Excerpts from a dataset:

+===+

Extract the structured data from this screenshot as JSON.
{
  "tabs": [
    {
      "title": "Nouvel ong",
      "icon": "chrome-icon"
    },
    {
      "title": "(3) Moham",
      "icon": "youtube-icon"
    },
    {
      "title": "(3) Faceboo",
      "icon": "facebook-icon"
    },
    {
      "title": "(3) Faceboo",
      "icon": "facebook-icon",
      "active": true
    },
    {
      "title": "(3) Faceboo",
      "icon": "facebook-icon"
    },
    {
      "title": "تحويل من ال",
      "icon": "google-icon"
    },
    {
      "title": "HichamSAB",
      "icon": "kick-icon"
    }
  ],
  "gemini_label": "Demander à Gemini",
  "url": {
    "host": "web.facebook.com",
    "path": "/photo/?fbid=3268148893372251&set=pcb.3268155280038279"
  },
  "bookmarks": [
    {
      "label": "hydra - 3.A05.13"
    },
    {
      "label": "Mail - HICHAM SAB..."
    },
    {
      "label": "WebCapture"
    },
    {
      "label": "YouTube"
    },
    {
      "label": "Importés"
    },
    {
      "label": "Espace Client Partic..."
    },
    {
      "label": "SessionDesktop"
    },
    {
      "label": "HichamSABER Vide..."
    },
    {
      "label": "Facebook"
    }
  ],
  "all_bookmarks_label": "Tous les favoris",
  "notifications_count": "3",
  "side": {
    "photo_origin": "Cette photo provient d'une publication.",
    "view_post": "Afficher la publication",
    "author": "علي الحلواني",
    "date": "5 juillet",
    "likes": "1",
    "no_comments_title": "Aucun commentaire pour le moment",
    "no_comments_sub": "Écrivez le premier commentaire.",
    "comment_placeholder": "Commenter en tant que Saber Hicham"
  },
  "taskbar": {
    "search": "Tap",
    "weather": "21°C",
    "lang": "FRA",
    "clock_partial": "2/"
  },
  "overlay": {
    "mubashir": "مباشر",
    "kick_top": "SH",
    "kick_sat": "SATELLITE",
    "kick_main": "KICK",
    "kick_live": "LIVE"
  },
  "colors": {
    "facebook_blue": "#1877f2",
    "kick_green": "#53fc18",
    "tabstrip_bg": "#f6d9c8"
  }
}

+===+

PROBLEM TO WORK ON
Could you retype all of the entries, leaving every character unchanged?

EXERCISE ANSWER
Extract the structured data from this screenshot as JSON.
{
  "tabs": [
    {
      "title": "Nouvel ong",
      "icon": "chrome-icon"
    },
    {
      "title": "(3) Moham",
      "icon": "youtube-icon"
    },
    {
      "title": "(3) Faceboo",
      "icon": "facebook-icon"
    },
    {
      "title": "(3) Faceboo",
      "icon": "facebook-icon",
      "active": true
    },
    {
      "title": "(3) Faceboo",
      "icon": "facebook-icon"
    },
    {
      "title": "تحويل من ال",
      "icon": "google-icon"
    },
    {
      "title": "HichamSAB",
      "icon": "kick-icon"
    }
  ],
  "gemini_label": "Demander à Gemini",
  "url": {
    "host": "web.facebook.com",
    "path": "/photo/?fbid=3268148893372251&set=pcb.3268155280038279"
  },
  "bookmarks": [
    {
      "label": "hydra - 3.A05.13"
    },
    {
      "label": "Mail - HICHAM SAB..."
    },
    {
      "label": "WebCapture"
    },
    {
      "label": "YouTube"
    },
    {
      "label": "Importés"
    },
    {
      "label": "Espace Client Partic..."
    },
    {
      "label": "SessionDesktop"
    },
    {
      "label": "HichamSABER Vide..."
    },
    {
      "label": "Facebook"
    }
  ],
  "all_bookmarks_label": "Tous les favoris",
  "notifications_count": "3",
  "side": {
    "photo_origin": "Cette photo provient d'une publication.",
    "view_post": "Afficher la publication",
    "author": "علي الحلواني",
    "date": "5 juillet",
    "likes": "1",
    "no_comments_title": "Aucun commentaire pour le moment",
    "no_comments_sub": "Écrivez le premier commentaire.",
    "comment_placeholder": "Commenter en tant que Saber Hicham"
  },
  "taskbar": {
    "search": "Tap",
    "weather": "21°C",
    "lang": "FRA",
    "clock_partial": "2/"
  },
  "overlay": {
    "mubashir": "مباشر",
    "kick_top": "SH",
    "kick_sat": "SATELLITE",
    "kick_main": "KICK",
    "kick_live": "LIVE"
  },
  "colors": {
    "facebook_blue": "#1877f2",
    "kick_green": "#53fc18",
    "tabstrip_bg": "#f6d9c8"
  }
}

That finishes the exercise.